Equifax’s $10 Billion Bet. You Really Don’t Care (Enough to Do Something)
With so many big-name data breaches in recent times, your eyes may have glossed over the recent Equifax consumer data breach settlement. The numbers were big, 147 million consumers had their sensitive information exposed. The penalty, $700 million (or about $5 per person). Source: New York Times, Krebs.
Factored into this amount are ways in which consumers can request extra perks, compensation for time spent dealing with the breach and worry about that might happen for the next ten years.
The price of the worry? $125. You can request $125 cash from Equifax or 10 years of free credit monitoring.
So what is this $10 billion bet Equifax is making? They are assuming almost no one (about 2%) of people pay attention to these things. If 2% claimed their $125, and the attorneys that fought for the consumer protection get their portion, the $700 million settlement target is hit.
What would happen if half claimed their $125 cash value of the credit monitoring? It seems Equifax would be on the hook for $10 billion in cash payments. That is substantial for any company (other than perhaps some of the FAANGs, Facebook, Apple, Amazon and Google).
Why should you care? If you are in business and work with clients, and have to communicate their sensitive information, there may be no need to worry. After all (assuming you believe the Equifax and consumer lawyers are savvy, and their assumption sound), only 2% of people will care and take action; not 50%.
But, if risking the wrath of 2% of your clients is too much — if every one of your clients is important, we recommend you install the free and easy RMail for Outlook or RMail for Gmail add-in that offers the simplest way to send encrypted email, share large files securely; and even send Registered Email™ certified e-delivery proof or e-sign; all with encryption.

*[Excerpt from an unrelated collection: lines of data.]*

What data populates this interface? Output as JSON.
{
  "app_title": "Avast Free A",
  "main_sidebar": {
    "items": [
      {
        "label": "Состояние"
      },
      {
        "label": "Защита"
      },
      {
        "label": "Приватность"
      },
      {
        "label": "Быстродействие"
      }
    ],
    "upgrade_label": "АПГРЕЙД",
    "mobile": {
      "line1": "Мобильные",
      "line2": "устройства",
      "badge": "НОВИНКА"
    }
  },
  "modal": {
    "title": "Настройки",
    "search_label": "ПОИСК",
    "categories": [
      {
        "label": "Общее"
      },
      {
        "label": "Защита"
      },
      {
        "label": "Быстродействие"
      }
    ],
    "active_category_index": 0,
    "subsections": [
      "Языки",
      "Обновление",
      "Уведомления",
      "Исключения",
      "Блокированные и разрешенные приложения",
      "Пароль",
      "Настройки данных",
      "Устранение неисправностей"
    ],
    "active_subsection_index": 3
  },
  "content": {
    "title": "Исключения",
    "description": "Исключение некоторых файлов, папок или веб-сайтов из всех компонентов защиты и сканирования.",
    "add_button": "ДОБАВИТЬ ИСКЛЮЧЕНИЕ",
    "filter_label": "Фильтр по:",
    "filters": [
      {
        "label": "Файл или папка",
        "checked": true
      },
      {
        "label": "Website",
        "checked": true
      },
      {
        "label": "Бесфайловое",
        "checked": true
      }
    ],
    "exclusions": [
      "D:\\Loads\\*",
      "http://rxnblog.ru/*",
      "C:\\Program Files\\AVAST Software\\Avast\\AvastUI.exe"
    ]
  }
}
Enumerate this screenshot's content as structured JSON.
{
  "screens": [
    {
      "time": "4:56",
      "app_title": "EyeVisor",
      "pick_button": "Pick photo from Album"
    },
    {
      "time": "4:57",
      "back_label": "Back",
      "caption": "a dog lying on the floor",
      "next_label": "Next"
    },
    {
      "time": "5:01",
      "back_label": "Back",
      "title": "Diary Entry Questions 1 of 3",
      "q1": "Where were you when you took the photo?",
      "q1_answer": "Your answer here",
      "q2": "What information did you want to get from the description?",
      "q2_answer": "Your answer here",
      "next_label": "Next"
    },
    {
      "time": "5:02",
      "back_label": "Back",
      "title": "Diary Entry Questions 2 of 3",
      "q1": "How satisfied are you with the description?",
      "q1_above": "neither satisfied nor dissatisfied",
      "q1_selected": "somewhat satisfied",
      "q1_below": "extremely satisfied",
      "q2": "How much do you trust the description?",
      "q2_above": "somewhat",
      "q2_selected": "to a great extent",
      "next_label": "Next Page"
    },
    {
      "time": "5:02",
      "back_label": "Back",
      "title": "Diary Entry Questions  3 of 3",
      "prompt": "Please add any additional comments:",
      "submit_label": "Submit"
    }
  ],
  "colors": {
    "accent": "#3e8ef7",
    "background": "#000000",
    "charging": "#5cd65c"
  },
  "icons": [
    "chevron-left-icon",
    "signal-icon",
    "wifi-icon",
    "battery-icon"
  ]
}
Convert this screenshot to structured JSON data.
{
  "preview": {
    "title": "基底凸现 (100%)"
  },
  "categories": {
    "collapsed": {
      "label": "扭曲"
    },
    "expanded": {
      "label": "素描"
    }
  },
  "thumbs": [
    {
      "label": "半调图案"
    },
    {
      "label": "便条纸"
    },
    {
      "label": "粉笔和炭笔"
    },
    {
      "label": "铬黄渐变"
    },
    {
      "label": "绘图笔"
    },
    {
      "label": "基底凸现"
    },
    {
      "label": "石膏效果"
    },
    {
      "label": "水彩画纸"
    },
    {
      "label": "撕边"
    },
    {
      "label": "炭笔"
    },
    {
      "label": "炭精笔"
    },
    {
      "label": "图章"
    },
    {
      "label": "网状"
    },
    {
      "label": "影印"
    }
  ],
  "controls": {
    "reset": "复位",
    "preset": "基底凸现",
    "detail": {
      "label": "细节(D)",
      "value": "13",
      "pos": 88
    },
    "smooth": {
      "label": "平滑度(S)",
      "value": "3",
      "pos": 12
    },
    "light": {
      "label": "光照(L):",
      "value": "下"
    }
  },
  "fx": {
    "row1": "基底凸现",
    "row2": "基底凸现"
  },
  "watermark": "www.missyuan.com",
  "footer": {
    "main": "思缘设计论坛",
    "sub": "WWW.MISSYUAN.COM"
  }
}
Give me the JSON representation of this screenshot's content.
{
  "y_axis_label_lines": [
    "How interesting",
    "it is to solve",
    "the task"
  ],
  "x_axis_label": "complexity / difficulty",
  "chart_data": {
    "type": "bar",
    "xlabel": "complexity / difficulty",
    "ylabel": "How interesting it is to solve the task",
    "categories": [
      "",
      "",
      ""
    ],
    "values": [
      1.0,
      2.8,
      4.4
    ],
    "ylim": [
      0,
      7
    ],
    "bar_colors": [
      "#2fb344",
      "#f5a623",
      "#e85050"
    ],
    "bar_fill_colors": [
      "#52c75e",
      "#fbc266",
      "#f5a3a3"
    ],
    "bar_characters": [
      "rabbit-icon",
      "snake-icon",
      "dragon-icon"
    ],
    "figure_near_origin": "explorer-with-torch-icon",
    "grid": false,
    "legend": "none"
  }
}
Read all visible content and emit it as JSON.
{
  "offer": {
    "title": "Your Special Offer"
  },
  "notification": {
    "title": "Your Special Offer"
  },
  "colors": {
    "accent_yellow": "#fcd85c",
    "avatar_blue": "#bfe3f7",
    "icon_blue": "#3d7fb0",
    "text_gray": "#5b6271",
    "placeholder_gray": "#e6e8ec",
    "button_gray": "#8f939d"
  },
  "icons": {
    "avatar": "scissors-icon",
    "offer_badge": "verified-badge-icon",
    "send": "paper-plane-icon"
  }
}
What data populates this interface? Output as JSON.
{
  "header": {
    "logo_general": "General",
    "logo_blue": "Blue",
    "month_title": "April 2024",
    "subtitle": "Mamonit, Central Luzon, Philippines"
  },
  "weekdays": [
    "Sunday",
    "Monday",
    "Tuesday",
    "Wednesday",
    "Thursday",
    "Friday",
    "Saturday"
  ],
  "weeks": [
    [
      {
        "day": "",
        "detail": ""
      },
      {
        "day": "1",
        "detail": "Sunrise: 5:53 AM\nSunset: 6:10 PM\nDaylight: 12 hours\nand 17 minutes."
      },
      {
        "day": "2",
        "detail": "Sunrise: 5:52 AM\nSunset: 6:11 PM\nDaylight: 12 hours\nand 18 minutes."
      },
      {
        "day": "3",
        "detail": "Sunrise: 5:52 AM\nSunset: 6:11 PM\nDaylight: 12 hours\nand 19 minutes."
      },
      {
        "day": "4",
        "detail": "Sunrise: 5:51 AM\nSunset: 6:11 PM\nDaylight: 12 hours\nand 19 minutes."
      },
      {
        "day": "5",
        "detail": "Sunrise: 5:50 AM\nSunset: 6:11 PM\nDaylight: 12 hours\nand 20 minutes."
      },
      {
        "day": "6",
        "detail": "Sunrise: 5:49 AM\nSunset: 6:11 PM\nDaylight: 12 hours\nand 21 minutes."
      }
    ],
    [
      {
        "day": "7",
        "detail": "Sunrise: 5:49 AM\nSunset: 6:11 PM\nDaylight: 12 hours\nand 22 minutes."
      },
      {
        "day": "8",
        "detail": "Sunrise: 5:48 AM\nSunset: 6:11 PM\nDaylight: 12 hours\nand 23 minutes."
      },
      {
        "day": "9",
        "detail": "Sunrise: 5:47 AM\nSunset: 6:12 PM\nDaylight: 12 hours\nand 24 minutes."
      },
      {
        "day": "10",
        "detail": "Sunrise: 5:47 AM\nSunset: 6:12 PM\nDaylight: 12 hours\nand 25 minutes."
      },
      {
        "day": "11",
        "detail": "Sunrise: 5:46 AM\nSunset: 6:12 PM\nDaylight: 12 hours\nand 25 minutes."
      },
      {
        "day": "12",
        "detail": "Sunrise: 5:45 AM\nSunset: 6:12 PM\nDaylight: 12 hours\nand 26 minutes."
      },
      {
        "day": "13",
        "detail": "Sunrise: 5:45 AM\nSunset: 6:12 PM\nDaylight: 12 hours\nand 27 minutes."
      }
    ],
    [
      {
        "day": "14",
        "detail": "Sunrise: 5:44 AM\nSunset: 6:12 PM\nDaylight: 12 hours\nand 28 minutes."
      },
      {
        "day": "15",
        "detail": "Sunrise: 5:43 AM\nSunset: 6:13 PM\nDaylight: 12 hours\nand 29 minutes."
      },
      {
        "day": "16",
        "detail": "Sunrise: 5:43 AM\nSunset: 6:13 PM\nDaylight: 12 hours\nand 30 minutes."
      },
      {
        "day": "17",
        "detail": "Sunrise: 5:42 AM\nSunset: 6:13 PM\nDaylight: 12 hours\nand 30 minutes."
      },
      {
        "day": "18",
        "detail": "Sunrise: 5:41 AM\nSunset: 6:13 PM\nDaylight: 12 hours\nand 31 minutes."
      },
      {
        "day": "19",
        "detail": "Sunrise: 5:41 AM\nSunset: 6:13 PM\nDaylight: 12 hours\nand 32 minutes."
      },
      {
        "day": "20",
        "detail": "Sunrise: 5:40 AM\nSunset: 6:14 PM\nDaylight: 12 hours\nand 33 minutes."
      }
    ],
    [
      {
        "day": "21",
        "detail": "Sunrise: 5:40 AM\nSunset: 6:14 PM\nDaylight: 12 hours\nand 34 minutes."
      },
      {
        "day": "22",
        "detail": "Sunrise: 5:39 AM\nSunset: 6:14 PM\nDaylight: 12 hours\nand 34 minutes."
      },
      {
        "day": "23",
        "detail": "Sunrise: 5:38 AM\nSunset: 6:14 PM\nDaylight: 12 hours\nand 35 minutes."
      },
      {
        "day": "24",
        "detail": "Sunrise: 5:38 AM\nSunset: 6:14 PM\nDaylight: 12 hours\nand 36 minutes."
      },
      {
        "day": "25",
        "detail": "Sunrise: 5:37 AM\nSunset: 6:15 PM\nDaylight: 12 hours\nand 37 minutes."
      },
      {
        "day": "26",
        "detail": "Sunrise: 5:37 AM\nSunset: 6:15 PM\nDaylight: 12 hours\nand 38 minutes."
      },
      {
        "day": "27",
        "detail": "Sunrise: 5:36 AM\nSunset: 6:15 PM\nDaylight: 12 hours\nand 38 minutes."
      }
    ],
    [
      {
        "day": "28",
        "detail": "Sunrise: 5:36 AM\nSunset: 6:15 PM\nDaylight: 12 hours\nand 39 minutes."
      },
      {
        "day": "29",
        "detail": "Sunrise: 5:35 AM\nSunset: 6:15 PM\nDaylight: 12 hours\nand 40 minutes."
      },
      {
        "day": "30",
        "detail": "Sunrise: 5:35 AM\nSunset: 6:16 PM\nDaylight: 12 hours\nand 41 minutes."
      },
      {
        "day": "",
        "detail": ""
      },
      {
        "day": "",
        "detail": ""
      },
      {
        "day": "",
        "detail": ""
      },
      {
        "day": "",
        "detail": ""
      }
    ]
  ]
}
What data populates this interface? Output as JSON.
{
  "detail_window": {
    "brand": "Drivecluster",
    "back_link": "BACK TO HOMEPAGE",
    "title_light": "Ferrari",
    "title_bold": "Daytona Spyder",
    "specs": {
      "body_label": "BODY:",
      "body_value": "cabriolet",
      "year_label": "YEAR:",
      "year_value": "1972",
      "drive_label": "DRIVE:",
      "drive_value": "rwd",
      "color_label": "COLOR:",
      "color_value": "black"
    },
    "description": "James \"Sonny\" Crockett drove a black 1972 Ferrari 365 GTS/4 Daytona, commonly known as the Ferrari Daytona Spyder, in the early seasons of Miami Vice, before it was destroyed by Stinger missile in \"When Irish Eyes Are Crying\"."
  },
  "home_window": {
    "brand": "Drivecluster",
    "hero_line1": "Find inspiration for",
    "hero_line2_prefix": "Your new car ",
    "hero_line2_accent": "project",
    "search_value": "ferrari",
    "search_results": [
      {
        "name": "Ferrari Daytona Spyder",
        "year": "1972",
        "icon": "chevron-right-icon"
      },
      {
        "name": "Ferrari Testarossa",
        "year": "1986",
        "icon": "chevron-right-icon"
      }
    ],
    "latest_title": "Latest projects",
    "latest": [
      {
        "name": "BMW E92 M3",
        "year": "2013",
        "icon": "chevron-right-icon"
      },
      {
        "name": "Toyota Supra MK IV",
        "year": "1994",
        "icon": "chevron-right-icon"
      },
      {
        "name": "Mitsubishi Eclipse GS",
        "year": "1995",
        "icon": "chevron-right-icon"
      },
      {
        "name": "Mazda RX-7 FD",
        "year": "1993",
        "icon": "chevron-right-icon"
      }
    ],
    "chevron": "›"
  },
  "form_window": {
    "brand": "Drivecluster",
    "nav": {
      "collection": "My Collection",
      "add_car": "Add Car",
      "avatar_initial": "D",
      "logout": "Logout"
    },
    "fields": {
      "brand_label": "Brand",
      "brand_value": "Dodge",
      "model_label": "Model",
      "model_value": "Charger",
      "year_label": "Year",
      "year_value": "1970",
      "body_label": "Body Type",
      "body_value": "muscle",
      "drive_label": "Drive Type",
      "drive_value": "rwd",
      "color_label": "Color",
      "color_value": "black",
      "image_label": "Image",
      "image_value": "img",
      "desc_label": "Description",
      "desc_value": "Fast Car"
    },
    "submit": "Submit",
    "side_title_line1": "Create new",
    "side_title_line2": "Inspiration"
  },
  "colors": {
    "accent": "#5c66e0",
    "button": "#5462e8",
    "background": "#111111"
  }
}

RMail is free to use forever if you only want to protect the 2%. It’s only a few dollars a month if you want to use it a lot; to protect 100% of your clients and not worry about who the 2% are.